- comment at [name]'s about [topic] [url]
- follow up reading [entry] at [url] (meaning go check out the links in that posting: I read off-line remember)
- file [quote] from [url]
- mail [name] about [topic] [url]
Basically I am building a To Do list based on what I read in my RSS reader. The things I want to blog or write about go into Qumana, where they basically form a list "Things to Possibly Write About"
If I am short for time, or don't feel like going through all of it, I *always* look at the 'keeping track' and 'clients' section. Those are most relevant to my day to day activities. If I missed anything important from other people, I count on it to show up again in my reader later through other channels. I never worry about postings that I leave unread.
In case I have some extra time but not enough to browse everything I look through the new items from a few feeds in the 'general subscriptions'. Usually spurred on by things like "I wonder what Martin Roell has been up to" or "I bet Michael Froomkin has an opinion about what happened in the US yesterday". So selection then is based on social context and spur of the moment. Much like how I would be talking to people at a party or a reception when I can only stay for a short while. Relationships are more important than the actual information being shared.

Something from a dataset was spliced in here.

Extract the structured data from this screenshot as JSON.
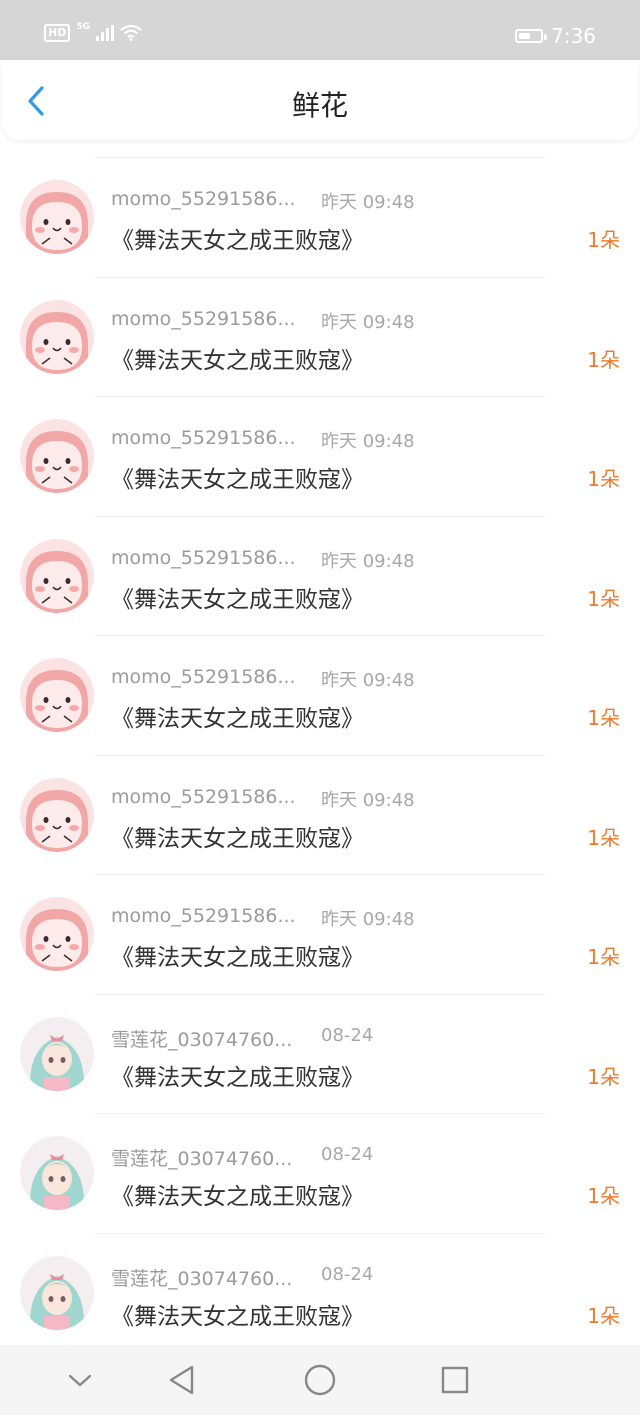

As I wrote before when I have time to look at everything in the reader, I only look at the patterns: what is being talked about and might it have relevance to me? Postings that deal with things that I already have on my radar as relevant to things I am doing now I read entirely.

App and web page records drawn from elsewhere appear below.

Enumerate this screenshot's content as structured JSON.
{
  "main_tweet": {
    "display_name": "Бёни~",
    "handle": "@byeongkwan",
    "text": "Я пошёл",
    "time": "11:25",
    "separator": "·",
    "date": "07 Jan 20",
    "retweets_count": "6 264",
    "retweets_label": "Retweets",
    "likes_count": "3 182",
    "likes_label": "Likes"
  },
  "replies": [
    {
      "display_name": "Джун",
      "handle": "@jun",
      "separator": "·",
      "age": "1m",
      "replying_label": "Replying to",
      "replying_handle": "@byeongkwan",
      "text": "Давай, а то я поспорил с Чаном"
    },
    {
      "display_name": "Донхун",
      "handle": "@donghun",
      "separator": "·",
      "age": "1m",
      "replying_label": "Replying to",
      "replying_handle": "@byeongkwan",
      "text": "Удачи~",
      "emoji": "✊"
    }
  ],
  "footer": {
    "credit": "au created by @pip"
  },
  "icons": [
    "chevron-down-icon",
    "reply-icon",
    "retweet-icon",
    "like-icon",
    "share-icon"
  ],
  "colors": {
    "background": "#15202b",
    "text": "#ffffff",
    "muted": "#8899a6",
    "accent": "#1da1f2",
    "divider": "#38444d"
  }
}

All downloaded RSS items are stored on my laptop, and accessible to my desktop search tool. This allows me to search back through time for different themes or topics.
E-mail I read througout the day, and may result in tasks in which case they end up in the calendar or in the wiki. I hardly have any e-mail list services I use left. Less than 5. One for my old fraternity, one for a local community, and one or two for professional discussions. In those last two I do not actively participate any longer.

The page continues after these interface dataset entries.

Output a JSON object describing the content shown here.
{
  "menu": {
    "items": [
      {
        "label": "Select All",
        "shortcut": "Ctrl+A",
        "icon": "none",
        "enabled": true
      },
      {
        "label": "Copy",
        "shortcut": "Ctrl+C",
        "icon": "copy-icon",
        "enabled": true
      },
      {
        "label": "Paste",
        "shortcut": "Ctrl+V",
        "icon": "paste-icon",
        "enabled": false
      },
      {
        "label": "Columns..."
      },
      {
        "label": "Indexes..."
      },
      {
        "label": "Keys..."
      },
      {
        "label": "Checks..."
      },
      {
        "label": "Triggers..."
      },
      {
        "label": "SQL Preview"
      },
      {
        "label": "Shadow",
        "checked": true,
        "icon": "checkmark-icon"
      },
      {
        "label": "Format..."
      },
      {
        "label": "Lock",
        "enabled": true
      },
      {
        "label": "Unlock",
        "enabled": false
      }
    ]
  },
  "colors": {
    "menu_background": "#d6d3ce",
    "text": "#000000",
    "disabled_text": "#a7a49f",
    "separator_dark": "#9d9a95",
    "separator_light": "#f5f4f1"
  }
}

Conversations, face to face, phone, or IM, likewise result in notes for the wiki, or tasks for the calendar or the To Do list in the wiki. I routinely log IM chats, and keep them indexed in Copernic, the desk top search tool. Notes of face to face conversations often are taken on paper, and I transfer them to the wiki as soon as possible afterwards. Either directly at the end of a meeting, or on the way back home in the train, or at the first opportunity that shows itself.
Main stream media
Main stream media have become a very marginal factor in my direct information in-take. I have cancelled both subscriptions to newspapers I held, as I have cancelled all magazine subscriptions except one (a Dutch magazine about philosophy). I may glance at a newspaper I find in the train, but nothing else. I hardly watch the news on tv, only if there is a breaking story like the July 7th bombings in London. I do check the Dutch national text services a couple of times a day, but only through the web (and I hope they will provide RSS real soon). The headlines of three news services are in my RSS subscriptions. I do encounter a lot of what MSM produces however when it is referenced in other (blog) sources I follow through RSS. This is a big change for me, as I used to be a real news junkie with several papers and magazines subscribed to, always watching news editions on the tv, and looking at the discussion and in-depth programmes. Of course I still am a news junkie, but I look to other sources now. MSM has almost completely become an indirect source for me. Meanwhile I find myself often being better informed than those following MSM. I regularly come across items I have seen days earlier on the web, being presented as news in a newspaper or on tv. Documentaries and in-depth programmes I watch as archived streams on the web, not when they are aired on tv, and much more selective than before.
This is how information comes to me on a daily basis. I will discuss processing and sharing information in other postings.